Extracted records
··········

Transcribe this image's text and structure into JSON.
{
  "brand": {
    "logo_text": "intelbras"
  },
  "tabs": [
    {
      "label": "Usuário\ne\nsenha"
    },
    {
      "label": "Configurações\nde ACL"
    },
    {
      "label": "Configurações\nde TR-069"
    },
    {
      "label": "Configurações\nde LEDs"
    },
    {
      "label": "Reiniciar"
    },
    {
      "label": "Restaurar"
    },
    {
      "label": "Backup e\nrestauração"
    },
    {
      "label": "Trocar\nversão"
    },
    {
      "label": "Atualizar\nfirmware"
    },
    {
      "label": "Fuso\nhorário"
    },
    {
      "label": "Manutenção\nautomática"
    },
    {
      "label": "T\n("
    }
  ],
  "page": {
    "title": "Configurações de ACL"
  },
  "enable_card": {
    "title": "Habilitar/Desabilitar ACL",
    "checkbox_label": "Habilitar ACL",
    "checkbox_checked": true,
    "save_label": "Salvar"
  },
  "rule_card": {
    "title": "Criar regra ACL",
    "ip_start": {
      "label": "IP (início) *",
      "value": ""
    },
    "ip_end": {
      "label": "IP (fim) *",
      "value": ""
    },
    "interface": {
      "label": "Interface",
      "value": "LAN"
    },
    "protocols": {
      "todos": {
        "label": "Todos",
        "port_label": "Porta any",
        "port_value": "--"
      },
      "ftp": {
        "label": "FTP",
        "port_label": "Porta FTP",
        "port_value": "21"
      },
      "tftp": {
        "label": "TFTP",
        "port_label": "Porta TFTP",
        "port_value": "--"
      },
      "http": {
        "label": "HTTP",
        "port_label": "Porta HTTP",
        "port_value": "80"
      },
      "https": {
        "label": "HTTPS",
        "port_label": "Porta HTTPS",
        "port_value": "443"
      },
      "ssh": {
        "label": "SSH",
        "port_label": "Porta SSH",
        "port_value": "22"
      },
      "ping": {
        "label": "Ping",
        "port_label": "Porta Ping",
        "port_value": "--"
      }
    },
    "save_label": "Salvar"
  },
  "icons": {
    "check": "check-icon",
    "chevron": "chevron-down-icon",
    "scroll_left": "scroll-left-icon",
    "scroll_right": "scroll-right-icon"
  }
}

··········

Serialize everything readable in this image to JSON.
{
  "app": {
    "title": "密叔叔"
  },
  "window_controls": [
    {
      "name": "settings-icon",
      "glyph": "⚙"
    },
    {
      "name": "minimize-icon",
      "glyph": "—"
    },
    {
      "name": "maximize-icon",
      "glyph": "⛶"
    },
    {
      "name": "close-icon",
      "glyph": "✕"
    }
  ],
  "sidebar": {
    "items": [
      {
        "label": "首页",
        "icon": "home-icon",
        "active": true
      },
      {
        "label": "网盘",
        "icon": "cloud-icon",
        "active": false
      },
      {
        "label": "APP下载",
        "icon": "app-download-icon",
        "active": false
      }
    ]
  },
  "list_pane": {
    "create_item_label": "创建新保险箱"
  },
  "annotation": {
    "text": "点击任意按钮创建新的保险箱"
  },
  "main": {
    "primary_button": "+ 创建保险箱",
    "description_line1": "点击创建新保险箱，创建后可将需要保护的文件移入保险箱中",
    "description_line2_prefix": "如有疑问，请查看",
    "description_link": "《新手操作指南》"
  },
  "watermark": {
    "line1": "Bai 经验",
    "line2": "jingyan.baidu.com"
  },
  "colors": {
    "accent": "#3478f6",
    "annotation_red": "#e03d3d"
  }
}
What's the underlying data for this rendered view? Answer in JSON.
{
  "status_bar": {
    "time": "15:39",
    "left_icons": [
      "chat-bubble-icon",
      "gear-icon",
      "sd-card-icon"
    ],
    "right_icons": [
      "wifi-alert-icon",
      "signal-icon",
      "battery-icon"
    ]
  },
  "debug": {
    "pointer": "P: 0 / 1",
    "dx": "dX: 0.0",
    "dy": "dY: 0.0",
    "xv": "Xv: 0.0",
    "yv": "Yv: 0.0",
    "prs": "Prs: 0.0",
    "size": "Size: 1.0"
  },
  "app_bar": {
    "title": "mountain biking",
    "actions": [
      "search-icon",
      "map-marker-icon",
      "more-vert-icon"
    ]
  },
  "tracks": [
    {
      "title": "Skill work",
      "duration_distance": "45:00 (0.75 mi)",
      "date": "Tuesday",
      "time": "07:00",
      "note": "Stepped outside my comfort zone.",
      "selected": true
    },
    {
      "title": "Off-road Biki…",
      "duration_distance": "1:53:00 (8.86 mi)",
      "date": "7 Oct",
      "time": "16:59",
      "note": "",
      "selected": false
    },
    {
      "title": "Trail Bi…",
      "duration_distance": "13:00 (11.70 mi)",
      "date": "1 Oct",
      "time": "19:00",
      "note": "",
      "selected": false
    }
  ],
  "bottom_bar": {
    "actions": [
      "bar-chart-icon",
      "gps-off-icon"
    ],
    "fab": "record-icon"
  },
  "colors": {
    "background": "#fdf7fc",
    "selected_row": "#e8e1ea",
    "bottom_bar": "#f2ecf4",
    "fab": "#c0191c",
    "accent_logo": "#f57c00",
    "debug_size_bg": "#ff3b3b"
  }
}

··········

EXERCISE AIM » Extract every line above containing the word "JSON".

ANSWER BOX »
Transcribe this image's text and structure into JSON.
Serialize everything readable in this image to JSON.
What's the underlying data for this rendered view? Answer in JSON.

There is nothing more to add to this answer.